- _ASSIGNMENT_
Please reproduce the entries exactly, skipping each picture.

○ ○ ○ ○ ○ ○ ○

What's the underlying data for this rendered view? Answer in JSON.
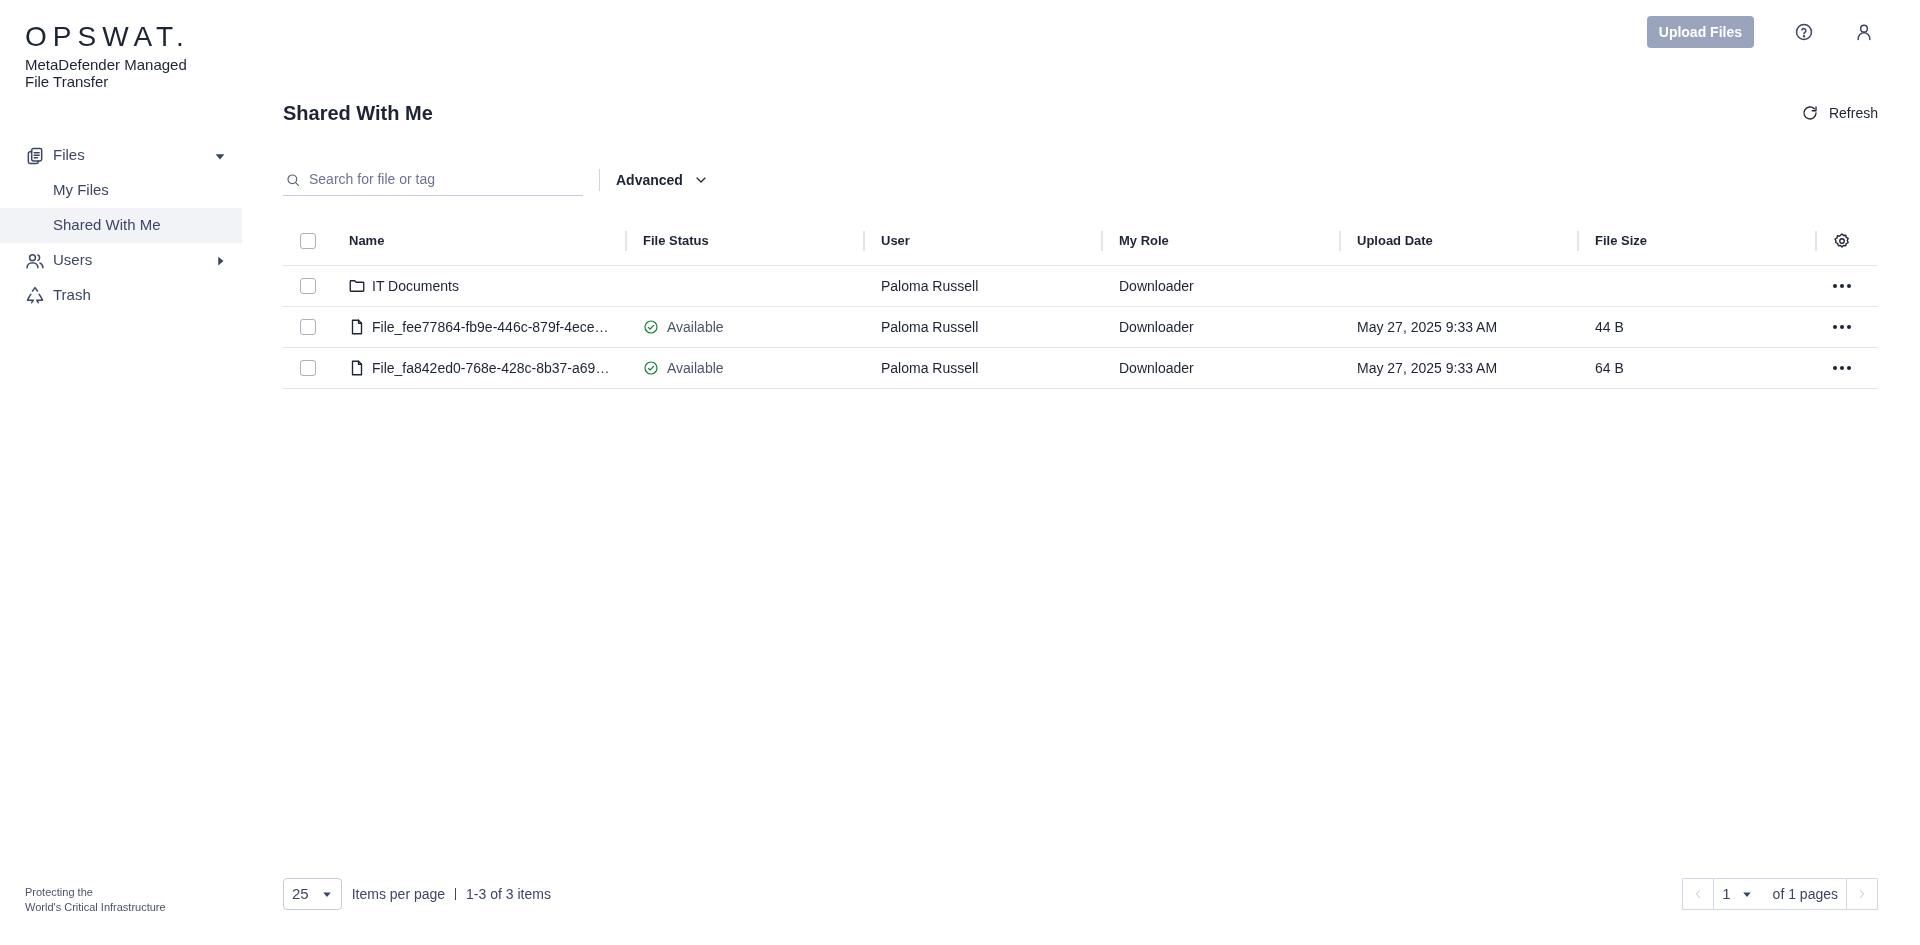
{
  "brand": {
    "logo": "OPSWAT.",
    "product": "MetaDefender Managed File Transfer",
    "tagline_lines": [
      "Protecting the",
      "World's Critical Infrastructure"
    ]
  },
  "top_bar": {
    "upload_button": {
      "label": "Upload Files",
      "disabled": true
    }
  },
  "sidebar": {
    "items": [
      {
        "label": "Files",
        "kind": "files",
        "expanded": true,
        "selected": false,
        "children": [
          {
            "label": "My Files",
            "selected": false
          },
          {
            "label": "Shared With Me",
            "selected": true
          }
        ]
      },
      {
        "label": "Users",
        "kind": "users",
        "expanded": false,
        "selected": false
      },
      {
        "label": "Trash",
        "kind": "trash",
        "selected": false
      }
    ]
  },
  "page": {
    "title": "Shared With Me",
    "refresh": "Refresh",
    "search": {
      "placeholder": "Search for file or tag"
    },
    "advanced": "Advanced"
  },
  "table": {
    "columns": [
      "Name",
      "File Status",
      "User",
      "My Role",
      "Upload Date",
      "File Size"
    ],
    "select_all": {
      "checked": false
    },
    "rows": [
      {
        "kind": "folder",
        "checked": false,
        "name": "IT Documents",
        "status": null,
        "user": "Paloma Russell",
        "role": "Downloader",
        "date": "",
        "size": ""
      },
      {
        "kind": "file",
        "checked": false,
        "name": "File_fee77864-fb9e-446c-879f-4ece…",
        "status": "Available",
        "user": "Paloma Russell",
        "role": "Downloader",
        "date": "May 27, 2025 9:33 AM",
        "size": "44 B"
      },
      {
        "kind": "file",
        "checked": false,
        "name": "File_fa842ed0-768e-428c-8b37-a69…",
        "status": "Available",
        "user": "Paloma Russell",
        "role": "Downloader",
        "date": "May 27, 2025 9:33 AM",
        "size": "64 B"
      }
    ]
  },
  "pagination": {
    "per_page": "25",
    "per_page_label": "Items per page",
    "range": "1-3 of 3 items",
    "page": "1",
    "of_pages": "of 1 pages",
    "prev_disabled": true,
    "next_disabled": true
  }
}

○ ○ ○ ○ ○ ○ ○

- _EXERCISE SOLUTION_
What's the underlying data for this rendered view? Answer in JSON.
{
  "brand": {
    "logo": "OPSWAT.",
    "product": "MetaDefender Managed File Transfer",
    "tagline_lines": [
      "Protecting the",
      "World's Critical Infrastructure"
    ]
  },
  "top_bar": {
    "upload_button": {
      "label": "Upload Files",
      "disabled": true
    }
  },
  "sidebar": {
    "items": [
      {
        "label": "Files",
        "kind": "files",
        "expanded": true,
        "selected": false,
        "children": [
          {
            "label": "My Files",
            "selected": false
          },
          {
            "label": "Shared With Me",
            "selected": true
          }
        ]
      },
      {
        "label": "Users",
        "kind": "users",
        "expanded": false,
        "selected": false
      },
      {
        "label": "Trash",
        "kind": "trash",
        "selected": false
      }
    ]
  },
  "page": {
    "title": "Shared With Me",
    "refresh": "Refresh",
    "search": {
      "placeholder": "Search for file or tag"
    },
    "advanced": "Advanced"
  },
  "table": {
    "columns": [
      "Name",
      "File Status",
      "User",
      "My Role",
      "Upload Date",
      "File Size"
    ],
    "select_all": {
      "checked": false
    },
    "rows": [
      {
        "kind": "folder",
        "checked": false,
        "name": "IT Documents",
        "status": null,
        "user": "Paloma Russell",
        "role": "Downloader",
        "date": "",
        "size": ""
      },
      {
        "kind": "file",
        "checked": false,
        "name": "File_fee77864-fb9e-446c-879f-4ece…",
        "status": "Available",
        "user": "Paloma Russell",
        "role": "Downloader",
        "date": "May 27, 2025 9:33 AM",
        "size": "44 B"
      },
      {
        "kind": "file",
        "checked": false,
        "name": "File_fa842ed0-768e-428c-8b37-a69…",
        "status": "Available",
        "user": "Paloma Russell",
        "role": "Downloader",
        "date": "May 27, 2025 9:33 AM",
        "size": "64 B"
      }
    ]
  },
  "pagination": {
    "per_page": "25",
    "per_page_label": "Items per page",
    "range": "1-3 of 3 items",
    "page": "1",
    "of_pages": "of 1 pages",
    "prev_disabled": true,
    "next_disabled": true
  }
}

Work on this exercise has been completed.